The Dragon Emperor is resurrected, of course. There wouldn't be much of a movie without him. Then, with the help of the tomb ninja, who is a woman named Lin (played by Isabella Leong) and has some kind of family connection to what happened to the Emperor long ago, the O'Connells do all they can to stop the new mummy from bringing his army back into the world. Large action sequences ensue, bringing excitement back into Rick and Evie's lives.

Along the way the characters end up in the snowy Himalayas, allowing for a cameo appearance by Abominable Snowmen (or Yetis, if you prefer). Lin is pals with the Yetis, and they're good friends to have. The Yetis are a wacky thing to have come out of nowhere, but it's a fun sort of wacky. I was not expecting these things.

Michelle Yeoh re-enters the picture by the end, when there's a bit of The Last Crusade at the edge of Shangri La, and it all builds up to a war centuries in the making.

The worldwide box office numbers for The Mummy: Tomb of the Dragon Emperor were right up there with those of its predecessors, so maybe it's not quite the overlooked entry that I see it as, although I never hear anyone reference it. It would be a shame if this one were to fade into obscurity while '99 and Returns endure, because when I gave it an honest chance years after its release I was pleasantly surprised. I actually enjoyed this one, and would have rather watched it in the theatre than Returns. It has goofball stuff in it for sure, but overall Cohen's approach was more subdued and less cartoony than Sommers', which I appreciated. This one had a more appealing tone than the movie it followed.
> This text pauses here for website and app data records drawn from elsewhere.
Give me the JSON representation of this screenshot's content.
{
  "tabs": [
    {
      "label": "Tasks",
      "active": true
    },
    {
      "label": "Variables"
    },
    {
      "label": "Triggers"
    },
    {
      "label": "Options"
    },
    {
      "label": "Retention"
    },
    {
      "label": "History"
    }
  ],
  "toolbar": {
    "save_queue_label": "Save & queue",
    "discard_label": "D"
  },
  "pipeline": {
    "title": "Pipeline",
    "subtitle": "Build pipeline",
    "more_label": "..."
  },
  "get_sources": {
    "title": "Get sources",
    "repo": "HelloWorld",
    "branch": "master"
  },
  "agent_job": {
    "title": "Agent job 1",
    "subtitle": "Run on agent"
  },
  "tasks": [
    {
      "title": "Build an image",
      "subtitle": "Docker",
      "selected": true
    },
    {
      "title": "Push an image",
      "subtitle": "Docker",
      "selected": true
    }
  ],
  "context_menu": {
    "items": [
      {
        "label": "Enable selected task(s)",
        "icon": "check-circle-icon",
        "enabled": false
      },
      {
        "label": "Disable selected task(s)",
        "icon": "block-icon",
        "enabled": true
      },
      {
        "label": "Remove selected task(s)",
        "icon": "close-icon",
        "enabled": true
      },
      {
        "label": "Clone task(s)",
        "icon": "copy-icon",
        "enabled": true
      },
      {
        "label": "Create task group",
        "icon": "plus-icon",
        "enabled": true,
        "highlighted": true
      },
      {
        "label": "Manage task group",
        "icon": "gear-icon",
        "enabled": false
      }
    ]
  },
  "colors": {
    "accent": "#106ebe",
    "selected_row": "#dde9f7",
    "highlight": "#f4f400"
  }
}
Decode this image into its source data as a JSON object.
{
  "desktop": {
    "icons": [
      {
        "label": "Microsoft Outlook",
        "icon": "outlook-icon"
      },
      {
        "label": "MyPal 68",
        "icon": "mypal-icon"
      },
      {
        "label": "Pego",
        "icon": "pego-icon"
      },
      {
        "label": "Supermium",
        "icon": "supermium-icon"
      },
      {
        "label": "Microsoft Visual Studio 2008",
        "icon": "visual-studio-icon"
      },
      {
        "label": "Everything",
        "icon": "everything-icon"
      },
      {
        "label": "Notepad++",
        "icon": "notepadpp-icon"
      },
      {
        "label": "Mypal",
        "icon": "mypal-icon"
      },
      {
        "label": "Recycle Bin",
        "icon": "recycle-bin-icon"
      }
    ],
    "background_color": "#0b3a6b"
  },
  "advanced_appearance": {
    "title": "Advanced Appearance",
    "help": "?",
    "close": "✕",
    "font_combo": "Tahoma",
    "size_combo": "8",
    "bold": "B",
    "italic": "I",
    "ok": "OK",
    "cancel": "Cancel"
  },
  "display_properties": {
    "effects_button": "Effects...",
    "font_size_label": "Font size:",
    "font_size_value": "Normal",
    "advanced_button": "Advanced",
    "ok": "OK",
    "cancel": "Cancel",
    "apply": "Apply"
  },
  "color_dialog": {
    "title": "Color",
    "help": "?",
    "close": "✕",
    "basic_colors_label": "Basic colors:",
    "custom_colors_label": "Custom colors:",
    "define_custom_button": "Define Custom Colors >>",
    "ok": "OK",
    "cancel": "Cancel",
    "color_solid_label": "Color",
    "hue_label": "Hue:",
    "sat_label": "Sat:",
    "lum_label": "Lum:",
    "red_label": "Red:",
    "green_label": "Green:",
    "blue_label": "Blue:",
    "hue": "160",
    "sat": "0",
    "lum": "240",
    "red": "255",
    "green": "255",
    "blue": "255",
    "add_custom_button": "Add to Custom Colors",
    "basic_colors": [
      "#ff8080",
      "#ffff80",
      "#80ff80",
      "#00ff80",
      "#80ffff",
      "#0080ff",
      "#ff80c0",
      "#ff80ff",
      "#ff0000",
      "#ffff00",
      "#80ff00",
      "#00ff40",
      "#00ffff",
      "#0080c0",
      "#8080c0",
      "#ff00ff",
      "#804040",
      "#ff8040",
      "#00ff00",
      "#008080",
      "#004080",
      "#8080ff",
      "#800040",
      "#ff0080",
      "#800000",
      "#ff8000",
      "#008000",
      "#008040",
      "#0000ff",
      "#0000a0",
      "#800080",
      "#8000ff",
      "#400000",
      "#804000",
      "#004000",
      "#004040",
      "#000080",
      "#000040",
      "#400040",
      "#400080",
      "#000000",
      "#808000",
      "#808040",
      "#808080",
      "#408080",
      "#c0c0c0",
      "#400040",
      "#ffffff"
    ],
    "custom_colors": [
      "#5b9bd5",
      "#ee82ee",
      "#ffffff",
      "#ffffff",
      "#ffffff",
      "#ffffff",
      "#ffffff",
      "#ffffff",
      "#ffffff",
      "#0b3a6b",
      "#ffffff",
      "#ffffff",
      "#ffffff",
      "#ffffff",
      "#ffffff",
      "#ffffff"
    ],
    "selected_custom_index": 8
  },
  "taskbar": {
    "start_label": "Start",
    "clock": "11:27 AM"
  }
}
Even though I had some fun with the movies here and there, this Mummy trilogy wasn't really for me. Mummy '99 and Dragon Emperor are good enough... Returns not so much... but they're still not the sort of movies I feel compelled to watch all that often. Those classic installments with the likes of Boris Karloff, Lon Chaney Jr., and even Abbott and Costello are more my speed than this.

No comments:

Post a Comment